Billion-scale high-dimensional approximate nearest neighbour (ANN) search has become an important problem for searching similar objects among the vast amount of images and videos available online. The existing ANN methods are usually characterized by their specific indexing structures, including the inverted index and the inverted multi-index. The inverted index structure is amenable to GPU-based implementations, and the state-of-the-art systems such as Faiss are able to exploit the massive parallelism offered by GPUs. However, the inverted index requires high memory overhead to index the dataset effectively. The inverted multi-index is difficult to implement for GPUs, and also ineffective in dealing with database with different data distributions. In this paper we propose a novel hierarchical inverted index structure generated by vector and line quantization methods. Our quantization method improves both search efficiency and accuracy, while maintaining comparable memory consumption. This is achieved by reducing search space and increasing the number of indexed regions. We introduce a new ANN search system, VLQ-ADC, that is based on the proposed inverted index, and perform extensive evaluation on two public billion-scale benchmark datasets SIFT1B and DEEP1B. Our evaluation shows that VLQ-ADC significantly outperforms the state-of-the-art GPU- and CPU-based systems in terms of both accuracy and search speed.
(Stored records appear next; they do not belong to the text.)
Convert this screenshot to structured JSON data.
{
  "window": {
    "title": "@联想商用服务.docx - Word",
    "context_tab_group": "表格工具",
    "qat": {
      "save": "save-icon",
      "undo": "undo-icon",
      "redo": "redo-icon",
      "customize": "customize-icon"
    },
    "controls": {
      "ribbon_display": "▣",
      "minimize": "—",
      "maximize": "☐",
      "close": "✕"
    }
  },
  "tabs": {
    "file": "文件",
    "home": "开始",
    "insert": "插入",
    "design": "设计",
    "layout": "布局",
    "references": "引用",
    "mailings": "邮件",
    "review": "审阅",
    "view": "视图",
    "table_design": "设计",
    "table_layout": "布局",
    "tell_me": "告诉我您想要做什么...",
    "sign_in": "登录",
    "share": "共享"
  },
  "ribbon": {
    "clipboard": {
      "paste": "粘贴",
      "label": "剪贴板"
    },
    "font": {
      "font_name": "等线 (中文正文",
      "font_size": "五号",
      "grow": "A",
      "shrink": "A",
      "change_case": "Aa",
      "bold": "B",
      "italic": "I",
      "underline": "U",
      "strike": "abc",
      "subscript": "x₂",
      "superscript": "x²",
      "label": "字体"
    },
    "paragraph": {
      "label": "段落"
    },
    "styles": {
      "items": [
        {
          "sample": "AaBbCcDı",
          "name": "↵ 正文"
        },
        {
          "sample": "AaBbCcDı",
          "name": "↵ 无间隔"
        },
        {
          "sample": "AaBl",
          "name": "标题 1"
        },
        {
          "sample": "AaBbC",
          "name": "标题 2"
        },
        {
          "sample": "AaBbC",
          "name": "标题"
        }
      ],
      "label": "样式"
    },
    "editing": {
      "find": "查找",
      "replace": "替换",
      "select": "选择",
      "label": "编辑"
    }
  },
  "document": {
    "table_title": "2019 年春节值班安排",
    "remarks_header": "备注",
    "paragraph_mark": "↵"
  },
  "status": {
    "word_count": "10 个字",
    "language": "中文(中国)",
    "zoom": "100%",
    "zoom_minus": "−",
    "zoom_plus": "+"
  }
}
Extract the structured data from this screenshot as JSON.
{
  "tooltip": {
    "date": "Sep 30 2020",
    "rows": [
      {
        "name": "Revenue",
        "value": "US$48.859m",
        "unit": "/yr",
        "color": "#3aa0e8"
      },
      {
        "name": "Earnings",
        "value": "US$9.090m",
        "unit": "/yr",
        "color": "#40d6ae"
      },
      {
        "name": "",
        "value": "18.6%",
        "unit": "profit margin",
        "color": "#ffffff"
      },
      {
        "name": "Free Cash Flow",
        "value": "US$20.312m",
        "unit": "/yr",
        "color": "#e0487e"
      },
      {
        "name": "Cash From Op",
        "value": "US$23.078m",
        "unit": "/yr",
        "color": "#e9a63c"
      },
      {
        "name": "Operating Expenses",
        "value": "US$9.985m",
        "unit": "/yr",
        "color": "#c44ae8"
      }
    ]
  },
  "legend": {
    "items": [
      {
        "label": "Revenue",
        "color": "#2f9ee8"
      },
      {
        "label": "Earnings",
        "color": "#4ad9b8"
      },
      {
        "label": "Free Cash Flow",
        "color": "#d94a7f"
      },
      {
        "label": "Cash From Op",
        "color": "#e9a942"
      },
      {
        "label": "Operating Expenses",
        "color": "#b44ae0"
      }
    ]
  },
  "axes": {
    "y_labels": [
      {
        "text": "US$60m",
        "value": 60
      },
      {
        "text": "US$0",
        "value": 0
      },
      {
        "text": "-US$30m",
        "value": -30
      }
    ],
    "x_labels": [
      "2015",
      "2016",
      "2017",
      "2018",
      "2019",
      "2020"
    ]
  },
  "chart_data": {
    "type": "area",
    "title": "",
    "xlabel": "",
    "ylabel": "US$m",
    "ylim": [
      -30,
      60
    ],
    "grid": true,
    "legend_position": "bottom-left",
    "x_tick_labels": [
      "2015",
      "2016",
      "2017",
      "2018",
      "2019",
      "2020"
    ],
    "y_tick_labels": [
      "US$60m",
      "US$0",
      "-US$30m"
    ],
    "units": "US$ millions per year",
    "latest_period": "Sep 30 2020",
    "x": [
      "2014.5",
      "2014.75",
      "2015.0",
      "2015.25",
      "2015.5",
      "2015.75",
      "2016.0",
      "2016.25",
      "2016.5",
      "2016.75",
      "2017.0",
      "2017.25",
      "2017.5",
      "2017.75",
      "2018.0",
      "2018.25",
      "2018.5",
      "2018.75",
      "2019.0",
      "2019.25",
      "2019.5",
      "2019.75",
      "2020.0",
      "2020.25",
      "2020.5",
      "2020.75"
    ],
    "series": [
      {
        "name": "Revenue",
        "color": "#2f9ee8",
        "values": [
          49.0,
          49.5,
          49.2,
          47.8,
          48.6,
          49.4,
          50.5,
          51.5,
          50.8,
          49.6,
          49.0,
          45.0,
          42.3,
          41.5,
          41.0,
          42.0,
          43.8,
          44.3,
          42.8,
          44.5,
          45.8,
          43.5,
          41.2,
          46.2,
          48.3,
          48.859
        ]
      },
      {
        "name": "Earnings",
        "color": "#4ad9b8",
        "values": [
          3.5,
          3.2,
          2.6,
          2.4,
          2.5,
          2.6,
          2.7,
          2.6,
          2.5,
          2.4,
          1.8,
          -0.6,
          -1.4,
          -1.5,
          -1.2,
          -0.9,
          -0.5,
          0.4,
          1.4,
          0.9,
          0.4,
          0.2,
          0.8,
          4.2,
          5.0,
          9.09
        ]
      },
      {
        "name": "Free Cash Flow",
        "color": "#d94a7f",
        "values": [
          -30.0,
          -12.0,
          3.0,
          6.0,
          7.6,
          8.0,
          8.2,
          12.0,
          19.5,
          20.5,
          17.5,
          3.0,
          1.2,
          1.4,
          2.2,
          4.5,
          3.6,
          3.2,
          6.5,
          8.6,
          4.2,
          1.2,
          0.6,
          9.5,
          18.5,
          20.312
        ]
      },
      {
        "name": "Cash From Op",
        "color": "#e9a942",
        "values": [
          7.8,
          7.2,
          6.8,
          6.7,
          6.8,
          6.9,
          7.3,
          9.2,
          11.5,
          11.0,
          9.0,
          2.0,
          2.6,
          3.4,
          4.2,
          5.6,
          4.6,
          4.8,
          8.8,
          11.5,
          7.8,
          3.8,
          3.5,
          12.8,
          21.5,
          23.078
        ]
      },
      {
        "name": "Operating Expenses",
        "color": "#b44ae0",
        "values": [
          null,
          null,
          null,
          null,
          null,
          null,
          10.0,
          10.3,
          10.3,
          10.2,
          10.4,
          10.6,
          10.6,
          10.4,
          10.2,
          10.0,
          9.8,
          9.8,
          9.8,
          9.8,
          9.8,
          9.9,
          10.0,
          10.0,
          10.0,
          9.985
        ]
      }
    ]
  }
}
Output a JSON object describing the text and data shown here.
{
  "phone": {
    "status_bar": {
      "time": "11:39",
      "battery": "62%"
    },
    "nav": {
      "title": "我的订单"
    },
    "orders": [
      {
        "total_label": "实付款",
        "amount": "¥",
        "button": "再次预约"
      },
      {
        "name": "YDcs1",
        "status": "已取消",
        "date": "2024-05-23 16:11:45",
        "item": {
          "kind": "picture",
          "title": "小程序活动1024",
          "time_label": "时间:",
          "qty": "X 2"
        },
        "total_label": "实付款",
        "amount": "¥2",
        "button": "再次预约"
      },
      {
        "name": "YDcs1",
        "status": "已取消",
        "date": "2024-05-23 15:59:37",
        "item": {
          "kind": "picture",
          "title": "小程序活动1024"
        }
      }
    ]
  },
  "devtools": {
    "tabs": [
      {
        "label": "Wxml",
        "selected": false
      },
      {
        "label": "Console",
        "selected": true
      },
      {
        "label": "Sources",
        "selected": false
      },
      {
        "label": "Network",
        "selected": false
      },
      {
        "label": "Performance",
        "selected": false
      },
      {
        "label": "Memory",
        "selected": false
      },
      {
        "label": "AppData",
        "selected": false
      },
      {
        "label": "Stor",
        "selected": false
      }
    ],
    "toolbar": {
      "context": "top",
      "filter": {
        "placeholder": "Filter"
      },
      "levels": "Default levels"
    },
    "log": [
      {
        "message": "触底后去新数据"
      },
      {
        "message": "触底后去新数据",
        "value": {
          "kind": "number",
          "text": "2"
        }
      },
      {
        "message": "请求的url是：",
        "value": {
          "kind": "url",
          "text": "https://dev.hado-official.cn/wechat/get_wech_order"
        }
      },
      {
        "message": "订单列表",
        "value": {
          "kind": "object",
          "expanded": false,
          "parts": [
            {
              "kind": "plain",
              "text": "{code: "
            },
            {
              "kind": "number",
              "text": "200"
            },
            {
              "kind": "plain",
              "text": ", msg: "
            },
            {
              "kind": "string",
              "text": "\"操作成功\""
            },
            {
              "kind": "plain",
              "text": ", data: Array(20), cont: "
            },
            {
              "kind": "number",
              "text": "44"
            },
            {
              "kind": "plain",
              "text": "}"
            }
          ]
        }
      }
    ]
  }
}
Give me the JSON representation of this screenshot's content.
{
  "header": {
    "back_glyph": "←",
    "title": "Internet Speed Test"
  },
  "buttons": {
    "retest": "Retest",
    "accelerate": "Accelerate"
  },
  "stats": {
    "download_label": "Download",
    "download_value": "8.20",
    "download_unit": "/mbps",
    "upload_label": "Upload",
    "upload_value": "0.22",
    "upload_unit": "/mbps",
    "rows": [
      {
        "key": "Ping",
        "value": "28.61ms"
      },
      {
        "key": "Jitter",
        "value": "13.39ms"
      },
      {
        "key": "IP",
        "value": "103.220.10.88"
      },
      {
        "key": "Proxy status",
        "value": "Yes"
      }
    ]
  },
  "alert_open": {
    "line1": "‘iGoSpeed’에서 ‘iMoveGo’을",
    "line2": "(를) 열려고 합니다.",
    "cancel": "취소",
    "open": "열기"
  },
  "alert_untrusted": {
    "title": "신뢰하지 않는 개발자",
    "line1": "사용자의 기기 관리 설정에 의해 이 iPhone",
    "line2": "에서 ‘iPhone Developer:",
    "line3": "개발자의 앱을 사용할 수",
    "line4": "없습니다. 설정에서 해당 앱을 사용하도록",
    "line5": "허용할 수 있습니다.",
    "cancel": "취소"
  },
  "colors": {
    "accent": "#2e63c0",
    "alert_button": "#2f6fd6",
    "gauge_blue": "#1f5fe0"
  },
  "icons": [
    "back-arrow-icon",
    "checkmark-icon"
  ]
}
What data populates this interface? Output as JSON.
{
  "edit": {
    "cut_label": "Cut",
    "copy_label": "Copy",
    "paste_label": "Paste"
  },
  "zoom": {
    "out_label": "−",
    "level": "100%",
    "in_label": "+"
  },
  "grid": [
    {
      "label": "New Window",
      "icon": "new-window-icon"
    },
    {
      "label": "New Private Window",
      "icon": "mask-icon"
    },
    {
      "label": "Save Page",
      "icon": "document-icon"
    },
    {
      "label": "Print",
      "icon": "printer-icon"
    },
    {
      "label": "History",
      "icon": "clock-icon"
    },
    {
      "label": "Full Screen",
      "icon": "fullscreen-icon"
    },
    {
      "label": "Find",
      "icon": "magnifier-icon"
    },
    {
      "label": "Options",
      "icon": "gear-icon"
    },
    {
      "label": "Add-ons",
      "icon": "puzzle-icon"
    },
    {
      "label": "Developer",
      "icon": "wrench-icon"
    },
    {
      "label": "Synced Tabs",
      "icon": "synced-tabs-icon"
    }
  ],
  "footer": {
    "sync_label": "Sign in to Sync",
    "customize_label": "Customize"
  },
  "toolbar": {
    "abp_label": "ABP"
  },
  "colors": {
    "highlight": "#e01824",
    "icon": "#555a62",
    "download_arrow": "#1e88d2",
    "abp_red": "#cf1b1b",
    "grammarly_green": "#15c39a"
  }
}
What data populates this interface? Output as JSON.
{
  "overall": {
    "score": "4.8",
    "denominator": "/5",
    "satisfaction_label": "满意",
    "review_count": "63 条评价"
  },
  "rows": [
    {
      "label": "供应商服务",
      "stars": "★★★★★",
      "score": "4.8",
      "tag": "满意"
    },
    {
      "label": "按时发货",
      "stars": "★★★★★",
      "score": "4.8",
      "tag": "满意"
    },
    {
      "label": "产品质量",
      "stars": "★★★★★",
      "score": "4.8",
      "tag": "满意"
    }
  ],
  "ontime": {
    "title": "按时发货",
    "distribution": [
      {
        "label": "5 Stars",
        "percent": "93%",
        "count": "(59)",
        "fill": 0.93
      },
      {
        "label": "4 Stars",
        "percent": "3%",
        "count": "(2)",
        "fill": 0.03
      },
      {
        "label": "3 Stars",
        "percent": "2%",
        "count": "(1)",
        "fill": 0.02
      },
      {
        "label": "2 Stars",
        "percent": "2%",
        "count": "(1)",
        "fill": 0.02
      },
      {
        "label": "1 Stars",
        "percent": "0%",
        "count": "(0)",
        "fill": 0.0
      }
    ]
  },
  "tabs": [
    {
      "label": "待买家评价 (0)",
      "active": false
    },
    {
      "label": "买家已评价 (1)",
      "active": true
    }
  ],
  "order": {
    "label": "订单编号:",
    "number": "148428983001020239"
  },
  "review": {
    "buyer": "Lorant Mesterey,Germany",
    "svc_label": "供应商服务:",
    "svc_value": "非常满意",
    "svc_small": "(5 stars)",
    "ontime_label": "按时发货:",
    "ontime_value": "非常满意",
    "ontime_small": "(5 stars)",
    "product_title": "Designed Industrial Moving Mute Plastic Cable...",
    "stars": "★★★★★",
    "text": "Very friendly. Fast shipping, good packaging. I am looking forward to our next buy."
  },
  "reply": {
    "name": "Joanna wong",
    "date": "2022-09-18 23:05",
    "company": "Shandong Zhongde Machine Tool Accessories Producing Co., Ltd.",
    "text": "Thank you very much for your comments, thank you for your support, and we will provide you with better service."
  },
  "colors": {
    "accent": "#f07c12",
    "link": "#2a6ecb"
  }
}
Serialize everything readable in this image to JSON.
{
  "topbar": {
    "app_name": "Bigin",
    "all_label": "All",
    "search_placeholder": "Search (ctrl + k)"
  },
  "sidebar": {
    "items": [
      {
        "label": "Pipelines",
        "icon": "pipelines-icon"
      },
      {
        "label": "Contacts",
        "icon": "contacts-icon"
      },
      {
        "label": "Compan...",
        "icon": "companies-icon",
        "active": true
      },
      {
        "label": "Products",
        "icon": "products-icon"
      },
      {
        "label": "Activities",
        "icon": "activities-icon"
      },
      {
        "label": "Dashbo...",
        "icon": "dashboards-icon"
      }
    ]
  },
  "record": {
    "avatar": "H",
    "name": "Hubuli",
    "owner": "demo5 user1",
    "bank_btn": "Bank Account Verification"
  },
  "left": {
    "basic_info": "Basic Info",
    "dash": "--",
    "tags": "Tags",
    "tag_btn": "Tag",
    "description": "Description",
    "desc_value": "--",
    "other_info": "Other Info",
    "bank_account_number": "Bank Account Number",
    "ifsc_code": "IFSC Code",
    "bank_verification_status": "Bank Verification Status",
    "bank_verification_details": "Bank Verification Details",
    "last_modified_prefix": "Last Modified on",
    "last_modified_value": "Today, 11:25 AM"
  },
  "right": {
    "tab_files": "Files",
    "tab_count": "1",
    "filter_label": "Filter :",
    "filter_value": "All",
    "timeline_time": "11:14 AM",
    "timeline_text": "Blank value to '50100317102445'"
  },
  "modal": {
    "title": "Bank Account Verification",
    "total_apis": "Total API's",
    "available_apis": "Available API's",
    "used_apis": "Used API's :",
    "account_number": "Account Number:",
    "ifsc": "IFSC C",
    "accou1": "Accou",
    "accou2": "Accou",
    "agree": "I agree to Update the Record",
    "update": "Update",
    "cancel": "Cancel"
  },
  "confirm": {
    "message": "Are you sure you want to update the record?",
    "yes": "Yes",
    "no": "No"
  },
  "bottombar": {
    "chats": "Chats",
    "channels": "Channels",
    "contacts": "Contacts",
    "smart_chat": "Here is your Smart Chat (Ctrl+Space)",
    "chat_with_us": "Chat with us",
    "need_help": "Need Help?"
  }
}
Vision-language navigation (VLN) is the task of navigating an embodied agent to carry out natural language instructions inside real 3D environments. In this paper, we study how to address three critical challenges for this task: the cross-modal grounding, the ill-posed feedback, and the generalization problems. First, we propose a novel Reinforced Cross-Modal Matching (RCM) approach that enforces cross-modal grounding both locally and globally via reinforcement learning (RL). Particularly, a matching critic is used to provide an intrinsic reward to encourage global matching between instructions and trajectories, and a reasoning navigator is employed to perform cross-modal grounding in the local visual scene. Evaluation on a VLN benchmark dataset shows that our RCM model significantly outperforms previous methods by 10% on SPL and achieves the new state-of-the-art performance. To improve the generalizability of the learned policy, we further introduce a Self-Supervised Imitation Learning (SIL) method to explore unseen environments by imitating its own past, good decisions. We demonstrate that SIL can approximate a better and more efficient policy, which tremendously minimizes the success rate performance gap between seen and unseen environments (from 30.7% to 11.7%).